REQUIRED WORK: Nothing but the lines holding the string "outfit" should appear in the answer. Copy them from the entries.

══ RECORDED DATA

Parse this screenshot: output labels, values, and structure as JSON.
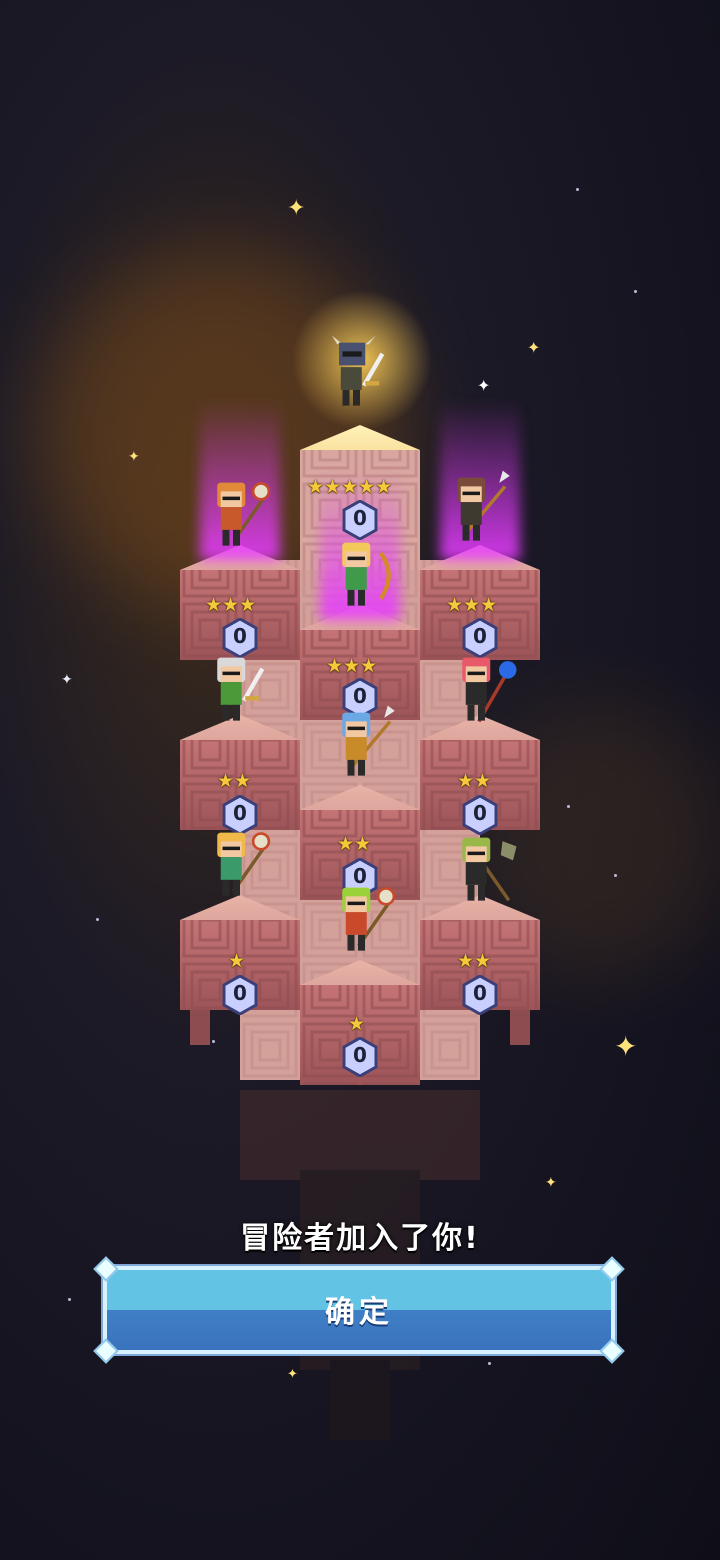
{
  "message": "冒险者加入了你!",
  "confirm_label": "确定",
  "colors": {
    "brick": "#c97a78",
    "brick_dark": "#8d4c4f",
    "brick_light": "#e6b2a6",
    "star": "#f5c93a",
    "badge": "#c9d0ff",
    "button_top": "#63c3e4",
    "button_bottom": "#3a73bd",
    "beam": "#e63cff"
  },
  "heroes": [
    {
      "id": "knight-leader",
      "stars": "★★★★★",
      "level": "0",
      "hair": "#3c4a66",
      "outfit": "#4a4a3a",
      "weapon": "sword",
      "rarity": "legendary"
    },
    {
      "id": "orange-hair-mace",
      "stars": "★★★",
      "level": "0",
      "hair": "#e28a3a",
      "outfit": "#c65a2a",
      "weapon": "mace",
      "rarity": "epic"
    },
    {
      "id": "blonde-archer",
      "stars": "★★★",
      "level": "0",
      "hair": "#f2c95a",
      "outfit": "#3f9a4a",
      "weapon": "bow",
      "rarity": "epic"
    },
    {
      "id": "brown-ponytail-spear",
      "stars": "★★★",
      "level": "0",
      "hair": "#7a4a3a",
      "outfit": "#3f3a2f",
      "weapon": "spear",
      "rarity": "epic"
    },
    {
      "id": "silver-hair-sword",
      "stars": "★★",
      "level": "0",
      "hair": "#d9d9d9",
      "outfit": "#4a9a3a",
      "weapon": "sword"
    },
    {
      "id": "blue-hair-spear",
      "stars": "★★",
      "level": "0",
      "hair": "#6aa9e6",
      "outfit": "#c98a2a",
      "weapon": "spear"
    },
    {
      "id": "red-hair-staff",
      "stars": "★★",
      "level": "0",
      "hair": "#e85a6a",
      "outfit": "#2a2a2a",
      "weapon": "staff"
    },
    {
      "id": "blonde-bun-mace",
      "stars": "★",
      "level": "0",
      "hair": "#f0b94a",
      "outfit": "#3a9a6a",
      "weapon": "mace"
    },
    {
      "id": "green-hair-mace",
      "stars": "★",
      "level": "0",
      "hair": "#9ad23a",
      "outfit": "#c84a2a",
      "weapon": "mace"
    },
    {
      "id": "green-hair-axe",
      "stars": "★★",
      "level": "0",
      "hair": "#9ab84a",
      "outfit": "#2a2a2a",
      "weapon": "axe"
    }
  ]
}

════

EXERCISE OUTPUT:
      "outfit": "#4a4a3a",
      "outfit": "#c65a2a",
      "outfit": "#3f9a4a",
      "outfit": "#3f3a2f",
      "outfit": "#4a9a3a",
      "outfit": "#c98a2a",
      "outfit": "#2a2a2a",
      "outfit": "#3a9a6a",
      "outfit": "#c84a2a",
      "outfit": "#2a2a2a",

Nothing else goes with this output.